• Exercise objective
An exact copy of all the entries below is what this task needs.

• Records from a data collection
------------
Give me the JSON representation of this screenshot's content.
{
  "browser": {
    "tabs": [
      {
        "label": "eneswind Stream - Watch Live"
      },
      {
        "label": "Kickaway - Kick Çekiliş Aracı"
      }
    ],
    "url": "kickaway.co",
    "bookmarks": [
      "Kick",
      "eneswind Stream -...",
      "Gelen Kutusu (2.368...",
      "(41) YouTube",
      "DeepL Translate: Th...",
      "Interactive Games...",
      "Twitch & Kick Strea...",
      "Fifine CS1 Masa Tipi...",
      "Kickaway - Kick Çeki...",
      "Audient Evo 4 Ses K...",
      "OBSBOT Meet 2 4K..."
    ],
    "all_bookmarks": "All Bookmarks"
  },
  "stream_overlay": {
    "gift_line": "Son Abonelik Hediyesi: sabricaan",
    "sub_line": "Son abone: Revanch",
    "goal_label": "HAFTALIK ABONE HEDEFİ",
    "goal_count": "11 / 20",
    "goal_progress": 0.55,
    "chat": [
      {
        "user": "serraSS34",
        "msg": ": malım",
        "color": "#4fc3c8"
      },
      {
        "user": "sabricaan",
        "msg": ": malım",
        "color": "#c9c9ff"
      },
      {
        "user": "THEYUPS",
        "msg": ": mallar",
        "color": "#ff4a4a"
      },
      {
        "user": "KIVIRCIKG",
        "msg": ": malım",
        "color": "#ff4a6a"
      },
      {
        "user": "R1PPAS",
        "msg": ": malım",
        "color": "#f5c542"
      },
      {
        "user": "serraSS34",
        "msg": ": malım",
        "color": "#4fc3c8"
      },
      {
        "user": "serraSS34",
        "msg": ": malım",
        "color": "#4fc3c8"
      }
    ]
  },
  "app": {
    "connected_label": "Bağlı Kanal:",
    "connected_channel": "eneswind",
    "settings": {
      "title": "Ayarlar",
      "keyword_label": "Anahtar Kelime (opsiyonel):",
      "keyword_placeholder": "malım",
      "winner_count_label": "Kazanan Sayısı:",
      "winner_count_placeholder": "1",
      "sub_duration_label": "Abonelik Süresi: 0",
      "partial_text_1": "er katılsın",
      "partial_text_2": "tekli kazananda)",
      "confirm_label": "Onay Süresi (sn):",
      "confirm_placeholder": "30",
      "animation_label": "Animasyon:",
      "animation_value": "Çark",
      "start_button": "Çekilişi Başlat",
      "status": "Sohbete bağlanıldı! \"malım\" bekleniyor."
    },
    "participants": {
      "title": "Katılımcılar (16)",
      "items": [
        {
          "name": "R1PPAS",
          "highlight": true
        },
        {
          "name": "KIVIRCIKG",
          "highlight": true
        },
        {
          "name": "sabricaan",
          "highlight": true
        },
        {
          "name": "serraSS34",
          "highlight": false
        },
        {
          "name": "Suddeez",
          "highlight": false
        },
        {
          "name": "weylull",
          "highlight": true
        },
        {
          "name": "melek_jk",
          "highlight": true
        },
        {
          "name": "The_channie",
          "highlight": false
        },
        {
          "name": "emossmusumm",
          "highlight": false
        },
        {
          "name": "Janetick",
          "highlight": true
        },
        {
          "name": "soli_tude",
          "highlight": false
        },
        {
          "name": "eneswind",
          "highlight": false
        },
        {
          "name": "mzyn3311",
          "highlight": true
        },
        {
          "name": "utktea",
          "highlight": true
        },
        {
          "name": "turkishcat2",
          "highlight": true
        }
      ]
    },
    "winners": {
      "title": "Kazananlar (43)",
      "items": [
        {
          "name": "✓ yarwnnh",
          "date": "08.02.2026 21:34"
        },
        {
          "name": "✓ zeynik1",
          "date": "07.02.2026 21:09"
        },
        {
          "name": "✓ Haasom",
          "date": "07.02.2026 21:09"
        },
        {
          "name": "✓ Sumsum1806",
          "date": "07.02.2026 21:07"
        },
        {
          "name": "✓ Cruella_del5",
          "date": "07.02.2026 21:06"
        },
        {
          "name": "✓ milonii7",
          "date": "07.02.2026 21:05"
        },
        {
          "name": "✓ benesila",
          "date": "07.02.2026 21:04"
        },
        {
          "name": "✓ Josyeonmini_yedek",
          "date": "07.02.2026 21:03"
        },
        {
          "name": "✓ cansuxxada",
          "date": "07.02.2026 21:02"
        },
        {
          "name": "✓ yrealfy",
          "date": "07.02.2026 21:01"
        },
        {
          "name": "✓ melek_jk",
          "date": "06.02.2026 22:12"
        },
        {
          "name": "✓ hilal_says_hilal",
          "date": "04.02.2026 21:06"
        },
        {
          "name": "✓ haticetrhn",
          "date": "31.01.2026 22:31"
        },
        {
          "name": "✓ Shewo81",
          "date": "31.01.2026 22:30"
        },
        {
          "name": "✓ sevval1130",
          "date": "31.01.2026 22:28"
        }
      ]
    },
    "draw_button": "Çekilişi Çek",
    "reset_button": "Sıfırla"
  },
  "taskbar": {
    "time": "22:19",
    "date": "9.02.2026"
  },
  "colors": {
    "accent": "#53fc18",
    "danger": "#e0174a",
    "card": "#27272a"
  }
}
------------
• Solution
Give me the JSON representation of this screenshot's content.
{
  "browser": {
    "tabs": [
      {
        "label": "eneswind Stream - Watch Live"
      },
      {
        "label": "Kickaway - Kick Çekiliş Aracı"
      }
    ],
    "url": "kickaway.co",
    "bookmarks": [
      "Kick",
      "eneswind Stream -...",
      "Gelen Kutusu (2.368...",
      "(41) YouTube",
      "DeepL Translate: Th...",
      "Interactive Games...",
      "Twitch & Kick Strea...",
      "Fifine CS1 Masa Tipi...",
      "Kickaway - Kick Çeki...",
      "Audient Evo 4 Ses K...",
      "OBSBOT Meet 2 4K..."
    ],
    "all_bookmarks": "All Bookmarks"
  },
  "stream_overlay": {
    "gift_line": "Son Abonelik Hediyesi: sabricaan",
    "sub_line": "Son abone: Revanch",
    "goal_label": "HAFTALIK ABONE HEDEFİ",
    "goal_count": "11 / 20",
    "goal_progress": 0.55,
    "chat": [
      {
        "user": "serraSS34",
        "msg": ": malım",
        "color": "#4fc3c8"
      },
      {
        "user": "sabricaan",
        "msg": ": malım",
        "color": "#c9c9ff"
      },
      {
        "user": "THEYUPS",
        "msg": ": mallar",
        "color": "#ff4a4a"
      },
      {
        "user": "KIVIRCIKG",
        "msg": ": malım",
        "color": "#ff4a6a"
      },
      {
        "user": "R1PPAS",
        "msg": ": malım",
        "color": "#f5c542"
      },
      {
        "user": "serraSS34",
        "msg": ": malım",
        "color": "#4fc3c8"
      },
      {
        "user": "serraSS34",
        "msg": ": malım",
        "color": "#4fc3c8"
      }
    ]
  },
  "app": {
    "connected_label": "Bağlı Kanal:",
    "connected_channel": "eneswind",
    "settings": {
      "title": "Ayarlar",
      "keyword_label": "Anahtar Kelime (opsiyonel):",
      "keyword_placeholder": "malım",
      "winner_count_label": "Kazanan Sayısı:",
      "winner_count_placeholder": "1",
      "sub_duration_label": "Abonelik Süresi: 0",
      "partial_text_1": "er katılsın",
      "partial_text_2": "tekli kazananda)",
      "confirm_label": "Onay Süresi (sn):",
      "confirm_placeholder": "30",
      "animation_label": "Animasyon:",
      "animation_value": "Çark",
      "start_button": "Çekilişi Başlat",
      "status": "Sohbete bağlanıldı! \"malım\" bekleniyor."
    },
    "participants": {
      "title": "Katılımcılar (16)",
      "items": [
        {
          "name": "R1PPAS",
          "highlight": true
        },
        {
          "name": "KIVIRCIKG",
          "highlight": true
        },
        {
          "name": "sabricaan",
          "highlight": true
        },
        {
          "name": "serraSS34",
          "highlight": false
        },
        {
          "name": "Suddeez",
          "highlight": false
        },
        {
          "name": "weylull",
          "highlight": true
        },
        {
          "name": "melek_jk",
          "highlight": true
        },
        {
          "name": "The_channie",
          "highlight": false
        },
        {
          "name": "emossmusumm",
          "highlight": false
        },
        {
          "name": "Janetick",
          "highlight": true
        },
        {
          "name": "soli_tude",
          "highlight": false
        },
        {
          "name": "eneswind",
          "highlight": false
        },
        {
          "name": "mzyn3311",
          "highlight": true
        },
        {
          "name": "utktea",
          "highlight": true
        },
        {
          "name": "turkishcat2",
          "highlight": true
        }
      ]
    },
    "winners": {
      "title": "Kazananlar (43)",
      "items": [
        {
          "name": "✓ yarwnnh",
          "date": "08.02.2026 21:34"
        },
        {
          "name": "✓ zeynik1",
          "date": "07.02.2026 21:09"
        },
        {
          "name": "✓ Haasom",
          "date": "07.02.2026 21:09"
        },
        {
          "name": "✓ Sumsum1806",
          "date": "07.02.2026 21:07"
        },
        {
          "name": "✓ Cruella_del5",
          "date": "07.02.2026 21:06"
        },
        {
          "name": "✓ milonii7",
          "date": "07.02.2026 21:05"
        },
        {
          "name": "✓ benesila",
          "date": "07.02.2026 21:04"
        },
        {
          "name": "✓ Josyeonmini_yedek",
          "date": "07.02.2026 21:03"
        },
        {
          "name": "✓ cansuxxada",
          "date": "07.02.2026 21:02"
        },
        {
          "name": "✓ yrealfy",
          "date": "07.02.2026 21:01"
        },
        {
          "name": "✓ melek_jk",
          "date": "06.02.2026 22:12"
        },
        {
          "name": "✓ hilal_says_hilal",
          "date": "04.02.2026 21:06"
        },
        {
          "name": "✓ haticetrhn",
          "date": "31.01.2026 22:31"
        },
        {
          "name": "✓ Shewo81",
          "date": "31.01.2026 22:30"
        },
        {
          "name": "✓ sevval1130",
          "date": "31.01.2026 22:28"
        }
      ]
    },
    "draw_button": "Çekilişi Çek",
    "reset_button": "Sıfırla"
  },
  "taskbar": {
    "time": "22:19",
    "date": "9.02.2026"
  },
  "colors": {
    "accent": "#53fc18",
    "danger": "#e0174a",
    "card": "#27272a"
  }
}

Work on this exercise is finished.